* What needs to be done: Would you copy the records exactly, leaving the pictures out?

* Dataset records:
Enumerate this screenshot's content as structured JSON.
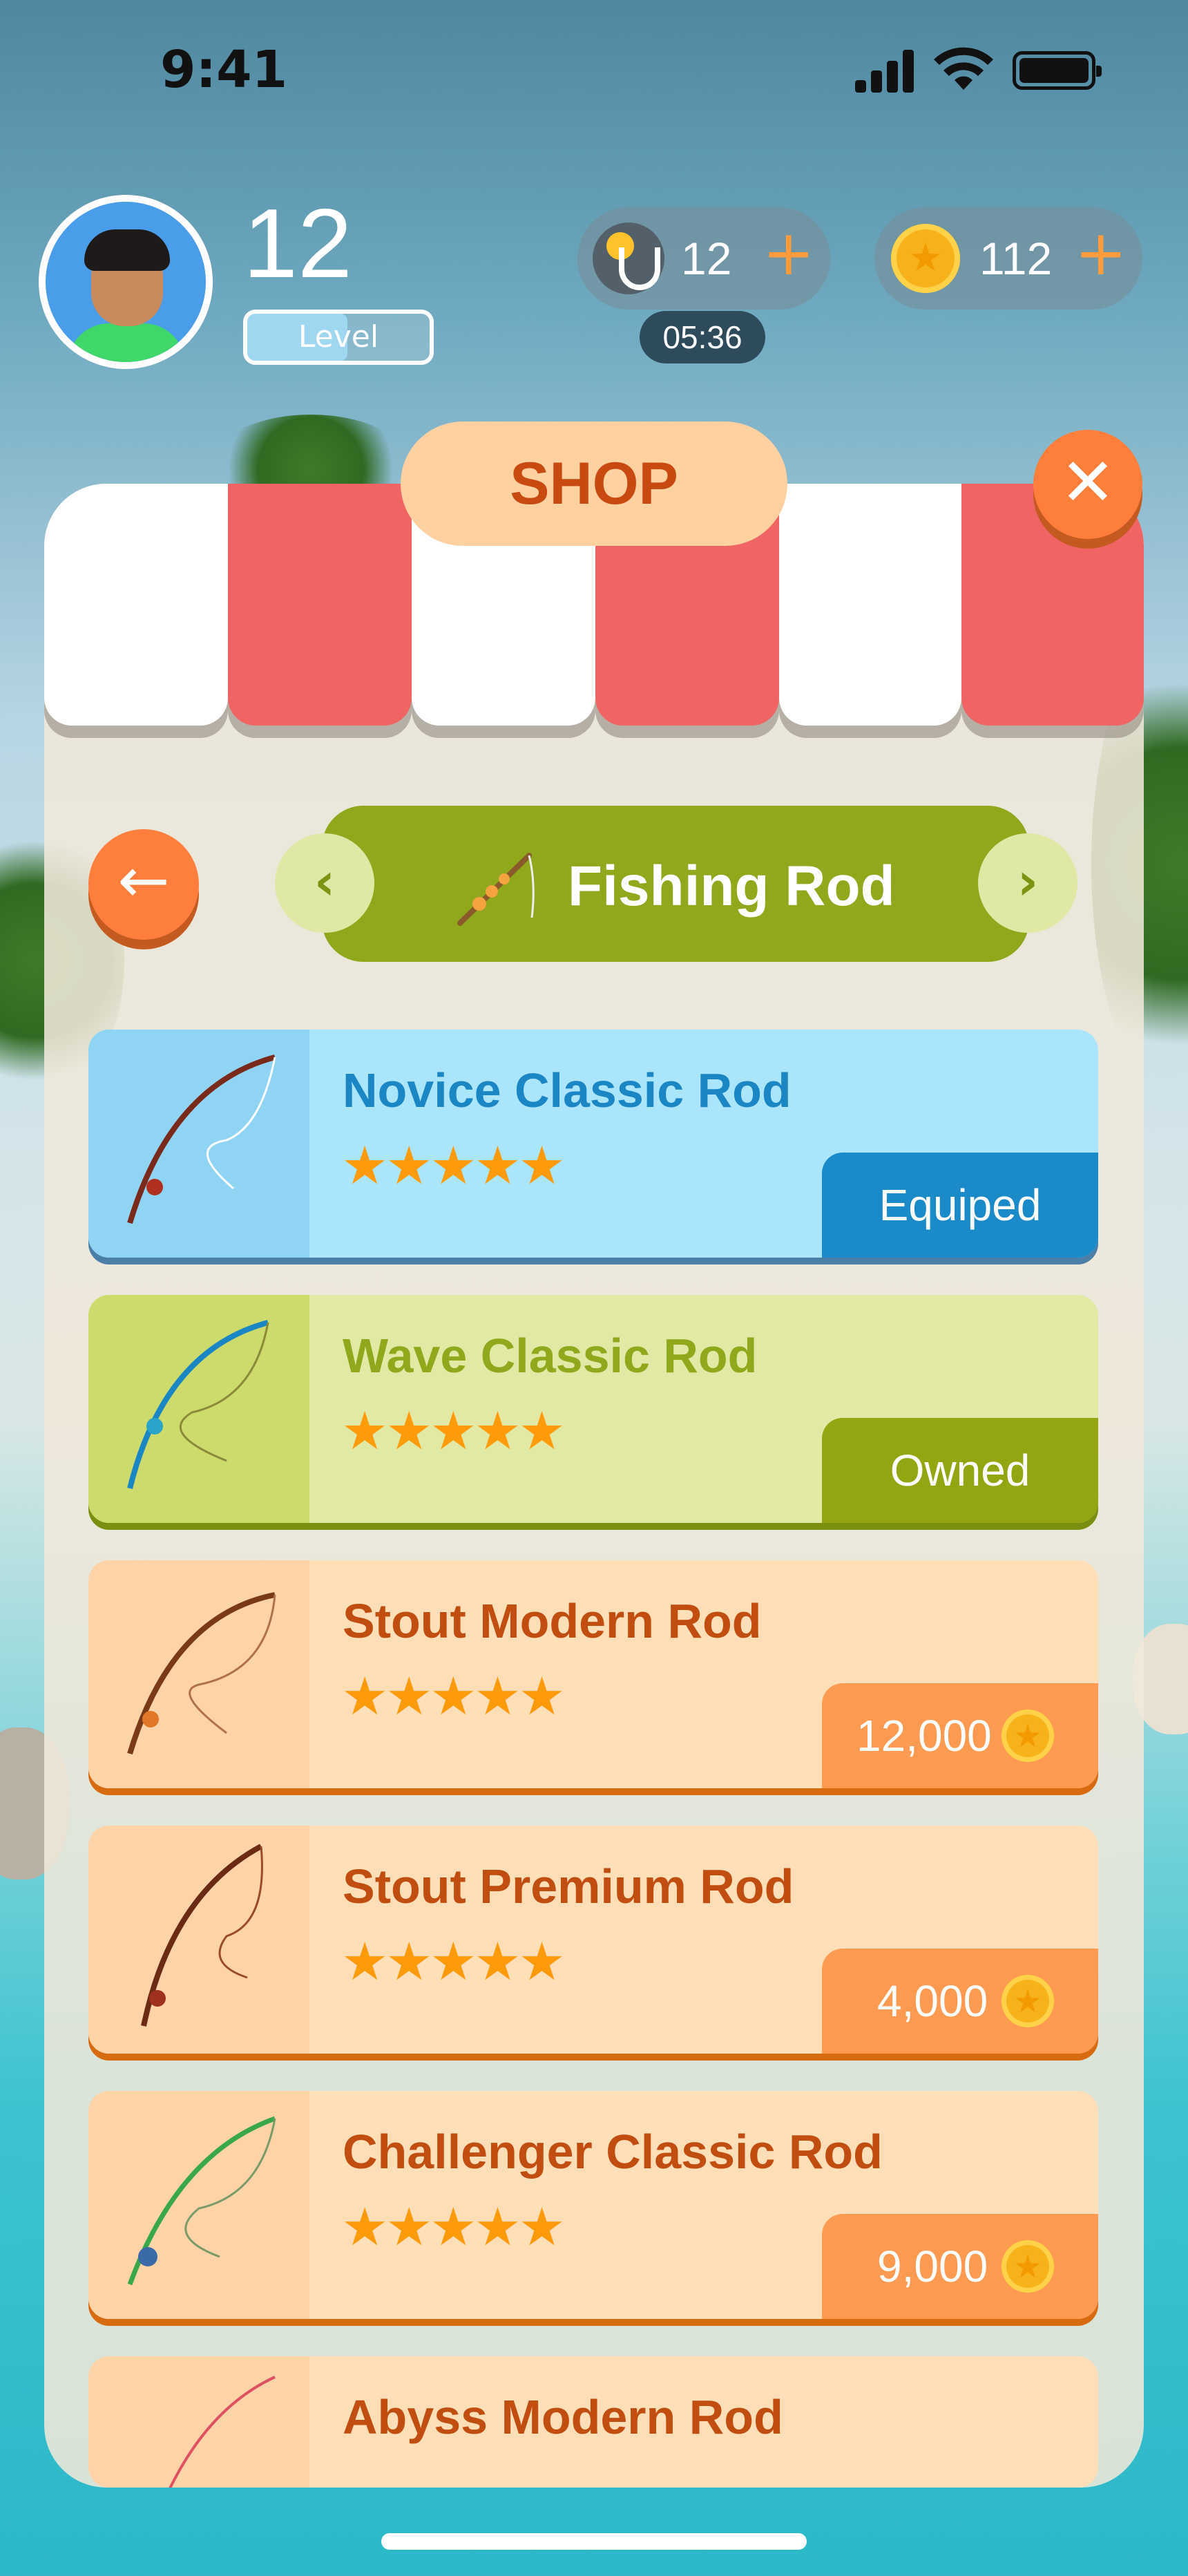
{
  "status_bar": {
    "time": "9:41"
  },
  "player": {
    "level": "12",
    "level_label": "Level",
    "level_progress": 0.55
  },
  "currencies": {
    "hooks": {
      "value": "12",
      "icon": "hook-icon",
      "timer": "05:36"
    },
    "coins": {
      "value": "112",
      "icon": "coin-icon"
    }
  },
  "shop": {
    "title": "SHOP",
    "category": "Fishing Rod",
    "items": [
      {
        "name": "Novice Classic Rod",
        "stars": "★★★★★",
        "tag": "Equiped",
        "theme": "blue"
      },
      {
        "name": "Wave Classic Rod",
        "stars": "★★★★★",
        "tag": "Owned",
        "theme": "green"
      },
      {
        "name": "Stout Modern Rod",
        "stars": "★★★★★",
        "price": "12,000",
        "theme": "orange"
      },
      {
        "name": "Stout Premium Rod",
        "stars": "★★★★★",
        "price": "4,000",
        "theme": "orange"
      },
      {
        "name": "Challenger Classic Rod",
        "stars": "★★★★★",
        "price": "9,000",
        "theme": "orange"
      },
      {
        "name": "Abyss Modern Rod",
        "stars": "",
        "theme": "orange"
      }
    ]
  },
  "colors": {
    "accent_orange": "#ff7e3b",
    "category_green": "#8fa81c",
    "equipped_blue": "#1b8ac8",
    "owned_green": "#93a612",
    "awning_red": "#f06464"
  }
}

* Response to this exercise:
Enumerate this screenshot's content as structured JSON.
{
  "status_bar": {
    "time": "9:41"
  },
  "player": {
    "level": "12",
    "level_label": "Level",
    "level_progress": 0.55
  },
  "currencies": {
    "hooks": {
      "value": "12",
      "icon": "hook-icon",
      "timer": "05:36"
    },
    "coins": {
      "value": "112",
      "icon": "coin-icon"
    }
  },
  "shop": {
    "title": "SHOP",
    "category": "Fishing Rod",
    "items": [
      {
        "name": "Novice Classic Rod",
        "stars": "★★★★★",
        "tag": "Equiped",
        "theme": "blue"
      },
      {
        "name": "Wave Classic Rod",
        "stars": "★★★★★",
        "tag": "Owned",
        "theme": "green"
      },
      {
        "name": "Stout Modern Rod",
        "stars": "★★★★★",
        "price": "12,000",
        "theme": "orange"
      },
      {
        "name": "Stout Premium Rod",
        "stars": "★★★★★",
        "price": "4,000",
        "theme": "orange"
      },
      {
        "name": "Challenger Classic Rod",
        "stars": "★★★★★",
        "price": "9,000",
        "theme": "orange"
      },
      {
        "name": "Abyss Modern Rod",
        "stars": "",
        "theme": "orange"
      }
    ]
  },
  "colors": {
    "accent_orange": "#ff7e3b",
    "category_green": "#8fa81c",
    "equipped_blue": "#1b8ac8",
    "owned_green": "#93a612",
    "awning_red": "#f06464"
  }
}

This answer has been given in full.